CogoBlog

How to Write Better CSS for Teams

In the Cogo Labs incubator, there are always a number of different startup companies (and ideas for startup companies) at various stages of development. Almost all of those projects require a web presence of some sort. It might be a small, one-page site, or it might be a complex, JavaScript-driven web app. Either way, we use CSS a lot, and it’s vital to our fast-paced workflow that our CSS be as lean and efficient as possible, so that everyone on the team can understand at a glance what each line of code does.

cogo coding octopus
Illustration by Lauren Fisher

How We Write CSS

Unlike most web development languages, everything in CSS exists globally, and each new rule has the potential to cause unintended changes to other parts of the design. Anyone who’s worked in web development has seen theoretically "simple" projects quickly become cluttered with dependent code. Our methodology gives us control over specificity issues while keeping our code organized, readable, and efficient. We do this by:

  • naming our classes using clear, self-describing class names;
  • keeping our specificity level the same across all of our style rules;
  • restricting lengthy selector lists;
  • extending CSS functionality with preprocessors or JavaScript plugins; and
  • setting team coding standards for consistency.

Self-Describing Namespaced Class Names

Our naming convention is similar to the popular CSS methodology BEM (block-element-modifier), which helps us constrain the scope of a style rule to a modular element, while also providing meaningful class names that make it really clear where in our markup a style rule is applied. 

We place a class name on a module’s outermost container that is simply named after the module itself:

<nav class="nav">

We give child elements a class name that starts with the name of the module, appended by an element name and separated by two underscores:

<nav class="nav">
  <a class="nav__item">

If we need to modify a module or its child elements, we add another class to the module or element that is comprised of its class name and a modifier separated by two dashes:

<nav class="nav nav--header">
  <a class="nav__item nav__item--header">

For state modifications, we add a modifier class prefixed with "is-".

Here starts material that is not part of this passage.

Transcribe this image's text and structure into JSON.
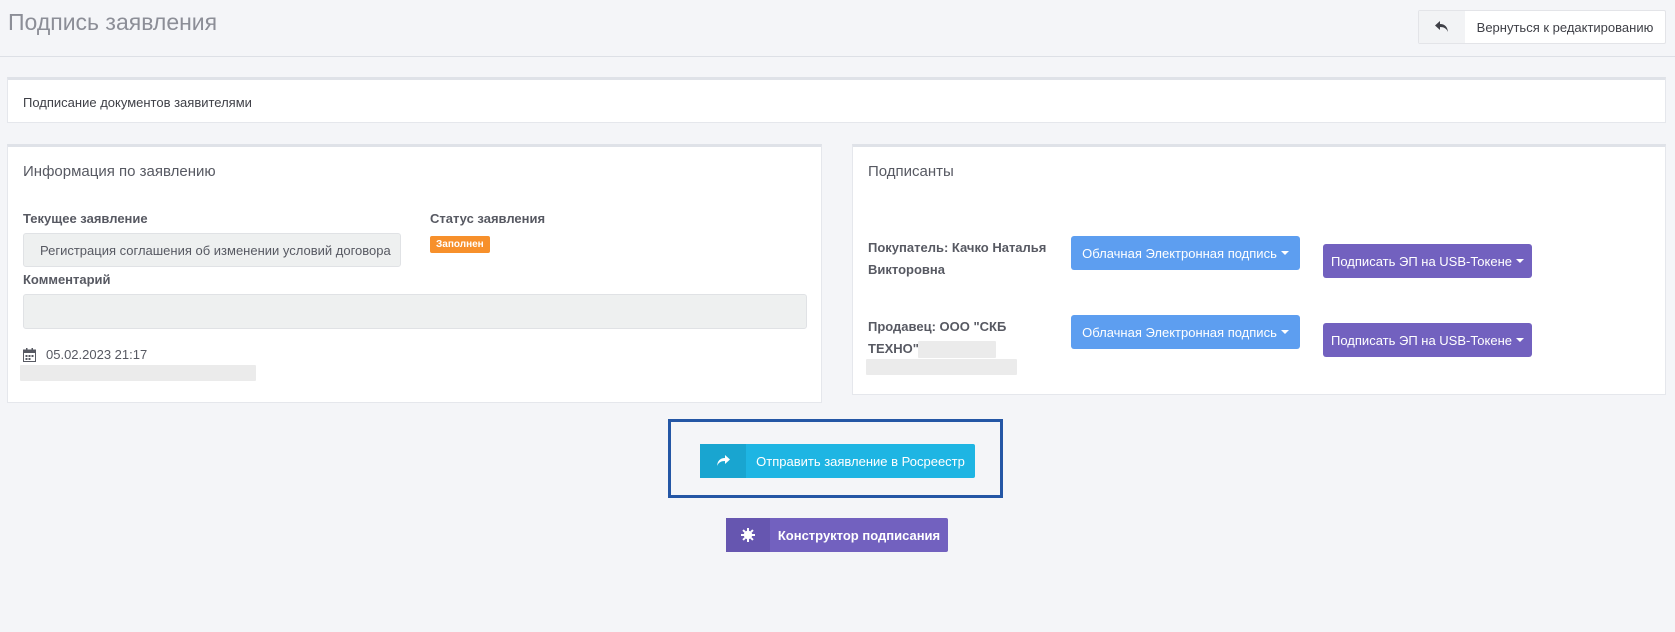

<nav class="nav nav--header">
  <a class="nav__item nav__item--is-current">

Now, at a glance we can understand that these styles are constrained to the navbar module:

.nav {}  /* all navbars  */
.nav--header {} /* only header navs  */
.nav__item {} /* all nav-items */
.nav__item--header {} /* only header nav-items */
.nav__item--is-current {} /* all current nav-items */

Consistent Specificity Level

We keep the specificity of our style rules as low as possible across all of our CSS so that they're easy to override if we need to. To keep them low, we use classes instead of IDs or a combination of selector types, and we avoid using compound selectors.

Restrict Lengthy Selector Lists

It's not uncommon to use comma-separated selectors for elements that share the same style rule:

.contact-page,
.terms-of-service-page {
  border: 1px solid #000;
}

As a project grows, that same style rule might be reused again, so it's tempting to add another selector to the selector list:

.contact-page,
.terms-of-service-page,
.privacy-page {
  border: 1px solid #000;
}

Every time another selector is added to the list, it becomes a little more unwieldy and difficult to read. Since CSS classes are meant to be reused, it makes more sense to write a single class that can be easily applied in the markup.

We limit the number of selectors we use to two. If we find ourselves applying more selectors than that to a single rule, we know it’s a good time to consider creating another class:

.policy-page {
  border: 1px solid #000;
}

Extending CSS with Preprocessors &  JS Plugins

Using CSS preprocessors allows us to add features like variables, nesting, mixins, and functions to our development cycle for DRY-er and more organized code. For many projects, we’ve used either SASS or Stylus.

More recently we’ve used PostCSS in conjunction with React-based projects. PostCSS is a Node.js tool that transforms styles with JavaScript plugins. There are plugins for most of the features we used in SASS and Stylus (postcss-mixins, postcss-extend, and postcss-clearfix), and it's really fast and flexible.

One particularly useful plugin we use is cssnext, which allows us to use the latest CSS syntax without needing to wait for browser support. This has helped us declutter our code because we longer need to use vendor-prefixes when using a non-standardized feature.

Team Coding Standards

We’ve also documented some team coding standards that allow us to easily share our code with one another and keep our version control diffs clean:

  • Alphabetize property names.
  • Put all selectors on their own line.
  • If using rems, make sure they translate to whole number pixel values. If the root element is 16 px, then 1.06 rem translates to 16.96 px which isn't a real pixel value.
  • Place preprocessor functions at the top of the property list.

Writing transparent, modular CSS with good tools and sensible coding standards enables our team to work quickly and efficiently on a lot of exciting ideas. We hope some of these can be used or adapted to improve your own CSS workflow! If you have other ideas, send them to us on Twitter.